KT: Alternate tunings facilitate playing certain chords you might not normally play. The other advantages are the chorusing effect you get by doubling up strings of the same pitch, and getting sympathetic drone strings. The other great effect of altered tunings is that you get a different play on the strings, because you're loosening them. So not only can you finger certain chords easier, but it makes slides and bends a lot different and changes your feel. But the idea of alternate tunings is not to make the skill level harder. People don't understand that. A really good guitar is a guitar that's easy to play. A guitar that plays like butter is a good guitar. A guitar that's hard to finger and make chords on is a shitty guitar, given other factors. People really think life is a puzzle, and they make things more difficult for themselves.
GP: Do you always use heavy picks?
KT: I used to use .60s, but now I'm using Dunlop .73s. There were times on the new record where I used a .60 and another time and .88 if we were trying to get a specific attack. My strings are Ernie Ball Super Slinkys. In cases where I'm dropping the low string down to B, like on "Rusty Cage," I use heavy bottom/light top, but generally I'll use .010s on top.

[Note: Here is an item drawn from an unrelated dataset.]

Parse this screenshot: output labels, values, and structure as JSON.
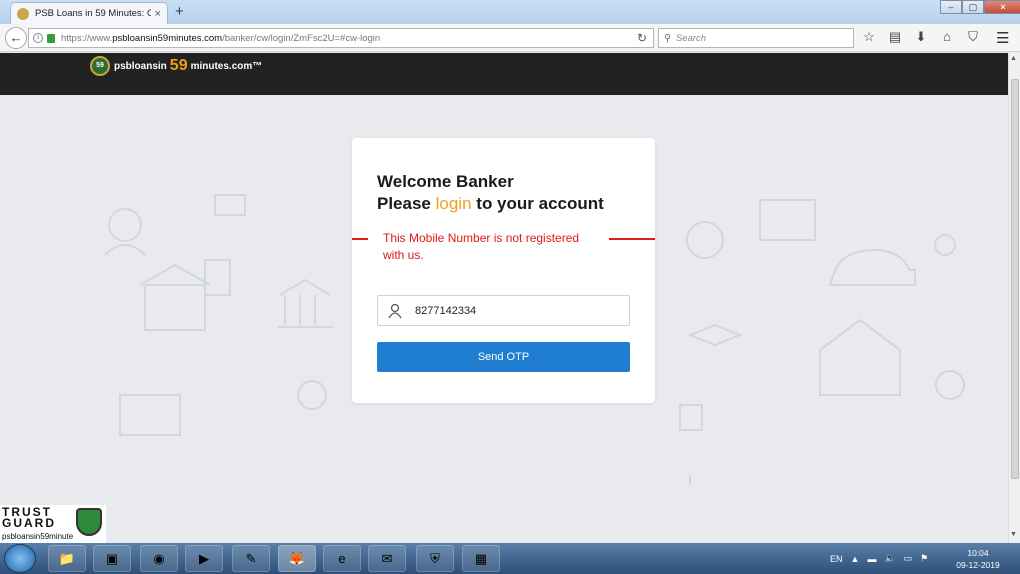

GP: Did you use your S-1 for those chunky rhythms?
KT: I used my '59 Telecaster, believe it or not. I used a rented one on Superunknown as well. I usually use the bright pickup, and I use it a lot for rhythms.
GP: You're kidding. For those subsonic crunch riffs?
KT: Yeah. On Superunknown I used a Tele on "Mailman" and "Limo Wreck," probably the songs that you'd most expect I'd go for a humbucker on. The Tele just had this round sound and brightness, and it was less mushy than the S-1, especially in those dropped tunings. Because of the brightness, it also left more room for the bass, so the bass and guitar become like one big instrument. That's something I've really learned over the years. Drums and bass can sort of present the guitar and make it sound so much heavier. When I listen to a lot of older records, like Zeppelin, the guitars aren't anywhere near as loud or wide-sounding as something on one of our records or a Tad or Helmet record. So why do they sound so heavy even though the guitar isn't predominant? It's just the nature of the riff and the room the mix allows for the bass to get underneath the guitar to make this nice solid wall of the two instruments. That always takes guitarists a while to learn! If it's going to sound heavy they figure the guitars have to be distorted and really loud.
GP: What amps were you using in the studio?
KT: I used a lot of different amps. I used Mesa Dual Rectifiers for leads, but for rhythms we used a new line of Mesa 50-watt Mavericks, an old Fender Super, a Fender Princeton, Fender Twin Reverbs and Vibro-Kings, and an old Orange head. There were also a couple of preamp boxes we used for direct stuff, an Intellitronics LA-2 and a Summit.
GP: Do you have any settings that you stick to?
KT: It varies, but in general I crank the low end up, turn down the midrange to around 11 o'clock and keep the treble around 2 o'clock. I started doing that because during the first few years that we played together I was using an Ampeg bass amp with a 15" speaker, so I'd crank the high end all the way up, drop out the mids and keep the low end there for feedback and the big woof.
GP: Do you still have your white Guild S-100?
KT: I still have it, still take it out on tour, but don't play it so heavily anymore. I broke it in Germany by throwing it at my amp. It got repaired, but when headstocks get fixed, if you break the neck, something changes. It's never been quite the same.
GP: Maybe you broke its spirit.
KT: Maybe. We were once involoved in a legal hassle with a security guy who claimed to have been hurt at one of our shows. At the deposition they asked, "Why do you break your guitars?" I guess they were trying to find out if we had violent tendencies or if we choreographed this kind of aggression. I said, "I don't know. Why does a golfer break the putter over his knees when he misses a shot?"